Pull every line containing "лактозы" from the listing.
=== Begin Enclosure ===
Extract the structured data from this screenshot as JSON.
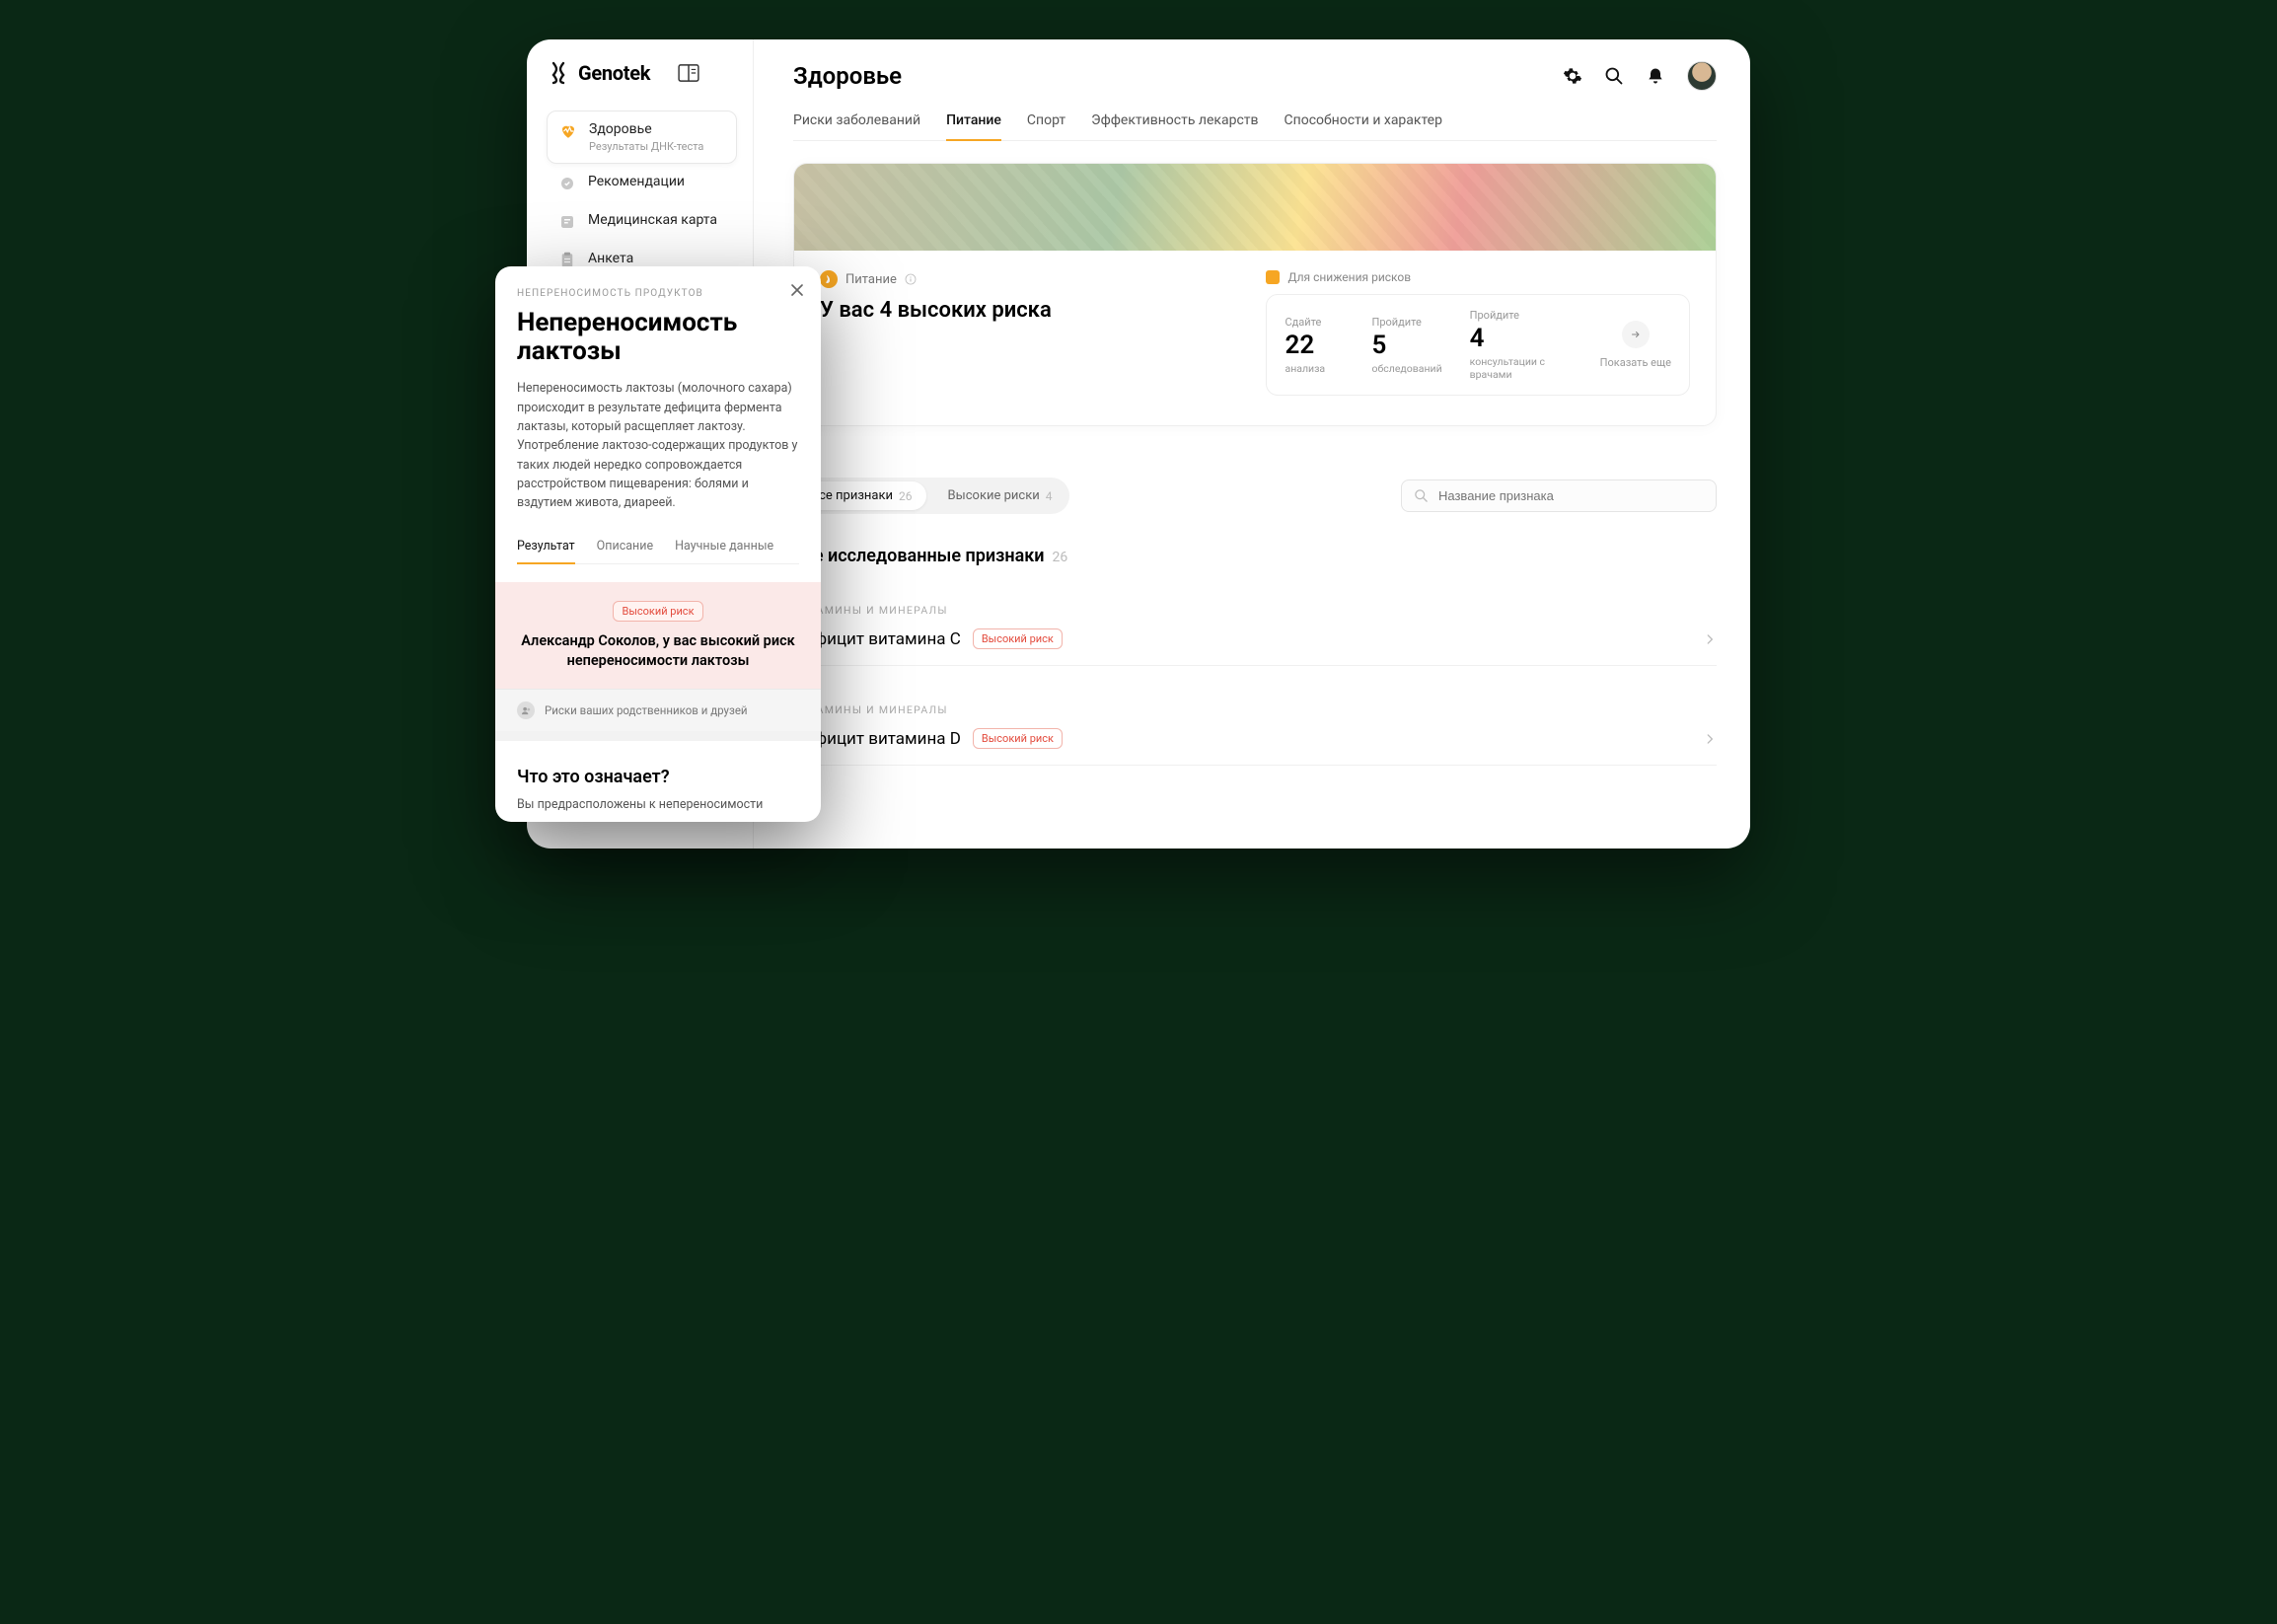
{
  "brand": {
    "name": "Genotek"
  },
  "sidebar": {
    "items": [
      {
        "label": "Здоровье",
        "sub": "Результаты ДНК-теста",
        "icon": "heart-icon",
        "active": true
      },
      {
        "label": "Рекомендации",
        "icon": "badge-icon"
      },
      {
        "label": "Медицинская карта",
        "icon": "card-icon"
      },
      {
        "label": "Анкета",
        "icon": "form-icon"
      }
    ]
  },
  "header": {
    "title": "Здоровье"
  },
  "tabs": [
    {
      "label": "Риски заболеваний"
    },
    {
      "label": "Питание",
      "active": true
    },
    {
      "label": "Спорт"
    },
    {
      "label": "Эффективность лекарств"
    },
    {
      "label": "Способности и характер"
    }
  ],
  "hero": {
    "label": "Питание",
    "headline": "У вас 4 высоких риска",
    "reduce_label": "Для снижения рисков",
    "stats": [
      {
        "cap": "Сдайте",
        "num": "22",
        "sub": "анализа"
      },
      {
        "cap": "Пройдите",
        "num": "5",
        "sub": "обследований"
      },
      {
        "cap": "Пройдите",
        "num": "4",
        "sub": "консультации с врачами"
      }
    ],
    "show_more": "Показать еще"
  },
  "filters": {
    "chips": [
      {
        "label": "Все признаки",
        "count": "26",
        "active": true
      },
      {
        "label": "Высокие риски",
        "count": "4"
      }
    ],
    "search_placeholder": "Название признака"
  },
  "section": {
    "title": "Все исследованные признаки",
    "count": "26"
  },
  "groups": [
    {
      "label": "ВИТАМИНЫ И МИНЕРАЛЫ",
      "name": "Дефицит витамина C",
      "risk": "Высокий риск"
    },
    {
      "label": "ВИТАМИНЫ И МИНЕРАЛЫ",
      "name": "Дефицит витамина D",
      "risk": "Высокий риск"
    }
  ],
  "modal": {
    "eyebrow": "НЕПЕРЕНОСИМОСТЬ ПРОДУКТОВ",
    "title": "Непереносимость лактозы",
    "desc": "Непереносимость лактозы (молочного сахара) происходит в результате дефицита фермента лактазы, который расщепляет лактозу. Употребление лактозо-содержащих продуктов у таких людей нередко сопровождается расстройством пищеварения: болями и вздутием живота, диареей.",
    "tabs": [
      {
        "label": "Результат",
        "active": true
      },
      {
        "label": "Описание"
      },
      {
        "label": "Научные данные"
      }
    ],
    "risk_badge": "Высокий риск",
    "risk_msg": "Александр Соколов, у вас высокий риск непереносимости лактозы",
    "relatives": "Риски ваших родственников и друзей",
    "meaning_title": "Что это означает?",
    "meaning_body": "Вы предрасположены к непереносимости"
  }
}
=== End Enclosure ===
Answer to this task:
    "title": "Непереносимость лактозы",
    "desc": "Непереносимость лактозы (молочного сахара) происходит в результате дефицита фермента лактазы, который расщепляет лактозу. Употребление лактозо-содержащих продуктов у таких людей нередко сопровождается расстройством пищеварения: болями и вздутием живота, диареей.",
    "risk_msg": "Александр Соколов, у вас высокий риск непереносимости лактозы",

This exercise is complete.